Amy Rosenthal

Amy Rosenthal

My Pet's Brace Practitioner

Patient: Bailey, an 11.5-year-old, 8-pound Yorkshire Terrier with a left CCL injury

Case of Interest: Bailey is one of the smallest dogs for which we’ve fabricated a knee brace. Tiny dogs are exceptionally challenging as joints and other components can not be made small enough for the size of their leg. In Bailey’s case, we used one urethane joint on the lateral side and a single axis pin joint on the medial side of the brace to account for his size.

Diagnostic History: Bailey is a senior Yorkshire Terrier. His health issues include hydrocephalus, heart disease, bilateral medial luxating patella and a left cranial cruciate ligament tear. His veterinarian confirmed he was not a good surgical candidate.

We informed the owner that due to his breed and size, he may not be a candidate for a brace. The stifle brace consists of three main parts: the thigh cuff, the tibial cuff, and a suspension sleeve. All three of these pieces are needed for proper stabilization of the tibial thrust and suspension of the brace on the leg. If there is physically no room for all three of these components, then the dog is not a candidate for a brace.

Bailey’s injured leg was casted and his brace was fabricated at our facility in Morgantown, PA. It was determined that his thigh was tall enough for a brace if we made a change to the joints. Bailey’s brace was fabricated with a standard urethane joint on the lateral side, but we used a single axis pin joint on the medial side of the brace.
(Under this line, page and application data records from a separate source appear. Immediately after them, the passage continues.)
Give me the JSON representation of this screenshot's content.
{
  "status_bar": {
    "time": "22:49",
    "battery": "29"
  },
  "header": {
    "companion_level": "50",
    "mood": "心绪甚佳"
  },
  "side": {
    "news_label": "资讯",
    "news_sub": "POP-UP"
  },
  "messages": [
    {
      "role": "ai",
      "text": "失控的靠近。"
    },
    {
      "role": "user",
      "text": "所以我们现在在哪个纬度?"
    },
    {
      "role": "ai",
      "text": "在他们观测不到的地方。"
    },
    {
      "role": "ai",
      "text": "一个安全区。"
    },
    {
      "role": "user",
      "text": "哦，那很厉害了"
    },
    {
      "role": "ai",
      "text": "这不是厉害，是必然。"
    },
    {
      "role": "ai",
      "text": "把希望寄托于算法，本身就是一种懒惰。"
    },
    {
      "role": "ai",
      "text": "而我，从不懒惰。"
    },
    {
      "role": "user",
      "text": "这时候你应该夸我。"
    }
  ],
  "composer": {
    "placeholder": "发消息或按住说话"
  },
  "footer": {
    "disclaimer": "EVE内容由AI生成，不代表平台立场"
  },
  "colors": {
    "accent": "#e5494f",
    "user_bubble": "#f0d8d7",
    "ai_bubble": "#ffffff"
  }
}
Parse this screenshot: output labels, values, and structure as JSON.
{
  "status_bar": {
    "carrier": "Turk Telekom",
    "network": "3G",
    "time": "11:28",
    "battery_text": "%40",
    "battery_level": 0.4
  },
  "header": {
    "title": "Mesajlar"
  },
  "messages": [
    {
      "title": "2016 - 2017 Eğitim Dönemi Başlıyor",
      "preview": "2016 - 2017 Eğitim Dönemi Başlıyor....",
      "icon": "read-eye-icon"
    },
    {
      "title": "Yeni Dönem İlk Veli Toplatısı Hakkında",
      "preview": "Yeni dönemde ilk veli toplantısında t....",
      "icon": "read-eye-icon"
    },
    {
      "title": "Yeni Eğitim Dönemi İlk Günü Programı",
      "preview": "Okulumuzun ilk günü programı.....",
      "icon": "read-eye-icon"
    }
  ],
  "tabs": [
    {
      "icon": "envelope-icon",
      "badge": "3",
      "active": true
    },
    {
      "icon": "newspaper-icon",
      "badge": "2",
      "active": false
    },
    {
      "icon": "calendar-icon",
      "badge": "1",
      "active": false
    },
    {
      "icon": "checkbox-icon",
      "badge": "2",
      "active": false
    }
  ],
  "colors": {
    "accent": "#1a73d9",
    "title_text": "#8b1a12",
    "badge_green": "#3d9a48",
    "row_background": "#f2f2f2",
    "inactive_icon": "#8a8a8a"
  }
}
Follow-Ups:  Five months since receiving the brace, Bailey wears the brace for up to 12 hours per day. He’s a happy, energetic Yorkie who likes to be on the move. Our clinician has seen significant improvement in his weight-bearing on the braced leg and we look forward to seeing his progress in the months to come. Most senior dogs, like Bailey, wear the brace for the rest of their lives.